At the start of October, Turkish home appliance brand Beko launched a new range of products that incorporated the use of UV-C light. These include a fridge, tumble dryer and a "UV cleaning cabinet". The latter looks like a microwave, but users can put everything from mobile phones to keys, wallets, baby bottles and toys inside to be cleaned in 20 to 40-minute cycles.

Beko's UV cleaning cabinet
Beko's UV cleaning cabinet looks very much like a microwave

Hakan Bulgurlu, chief executive of Arcelik, Beko's owner, says: "It has been a very difficult year [for everyone]. The products have been tailored to help consumers achieve professional levels of hygiene at home, and protect them from infections and diseases."

US business Healthe also makes a small box that uses UV light to clean mobile phones and wallets, and it is now producing a "UV wand" for plane maker Boeing.

The wand, a 2ft-long (60cm) strip of lights, which comes attached to a base unit that resembles a carry-on suitcase, is said to be able to sanitise a flight deck in less than 15 minutes.

It projects a different type of ultraviolent light called "far-UV" which can kill viruses, but unlike UV-C cannot damage human eyes or skin. "Far-UVC light kills microbes, but is harmless to humans," says Dr Alex Berezow, a microbiologist at the American Council on Science and Health.

A worker using Boeing's 'UV wand'
The UV wand used by Boeing is said to work quickly

Back in South Korea, Kyeong Yeon and Yoo Cheol are looking to take on more staff to keep up with demand at their factory 20km (12 miles) south of the capital Seoul.

"When things were especially difficult, we would drink beer by the Han River in Seoul to console each other. We still do that nowadays but instead to celebrate," says Kyeong Yeon.

"Even after the coronavirus pandemic has ended and our normal lives are resumed, I think many people around the world have been traumatised by this experience and might have fears for future viruses.

"So we think there will be a sustained interest in public health conditions and hygiene, giving our products further room to grow. We will continue to cater to people's demands for a safer world."
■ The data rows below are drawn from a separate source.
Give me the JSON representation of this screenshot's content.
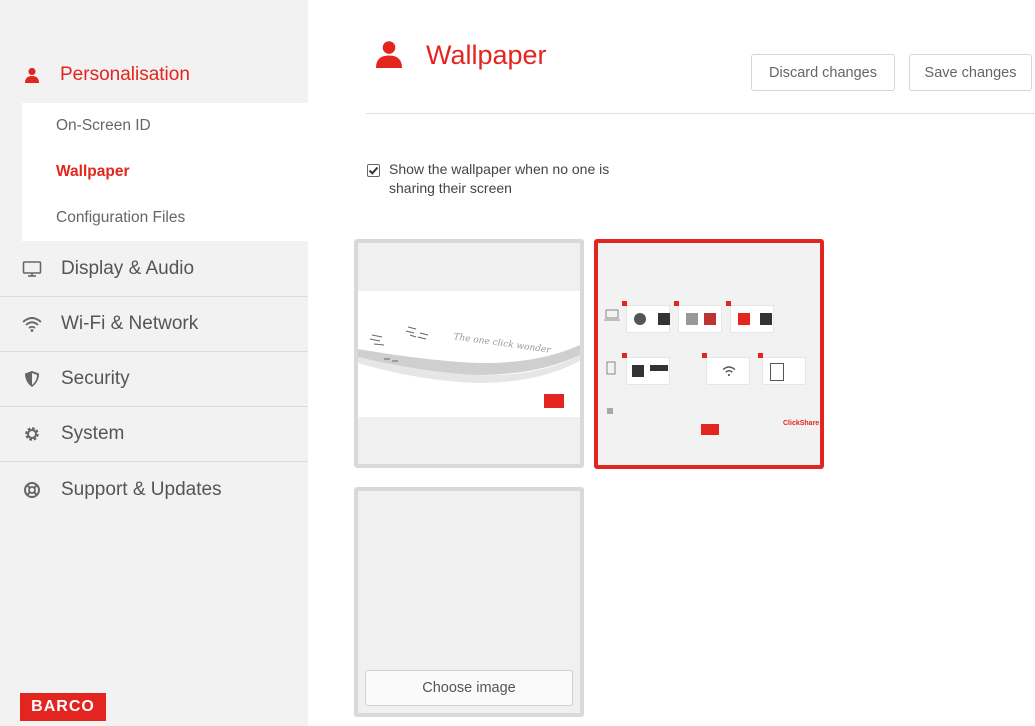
{
  "sidebar": {
    "section_label": "Personalisation",
    "sub_items": [
      "On-Screen ID",
      "Wallpaper",
      "Configuration Files"
    ],
    "active_sub_item": "Wallpaper",
    "nav_items": [
      {
        "label": "Display & Audio",
        "icon": "monitor-icon"
      },
      {
        "label": "Wi-Fi & Network",
        "icon": "wifi-icon"
      },
      {
        "label": "Security",
        "icon": "shield-icon"
      },
      {
        "label": "System",
        "icon": "gear-icon"
      },
      {
        "label": "Support & Updates",
        "icon": "lifebuoy-icon"
      }
    ],
    "logo_text": "BARCO"
  },
  "main": {
    "title": "Wallpaper",
    "title_icon": "person-icon",
    "discard_label": "Discard changes",
    "save_label": "Save changes",
    "checkbox_label": "Show the wallpaper when no one is sharing their screen",
    "checkbox_checked": true,
    "wallpaper_1_text": "The one click wonder",
    "wallpaper_2_brand": "ClickShare",
    "choose_image_label": "Choose image"
  },
  "colors": {
    "accent": "#e3251f",
    "sidebar_bg": "#f2f2f2",
    "selected_border": "#e3251f"
  }
}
Additional reporting by BBC International Business Correspondent Theo Leggett.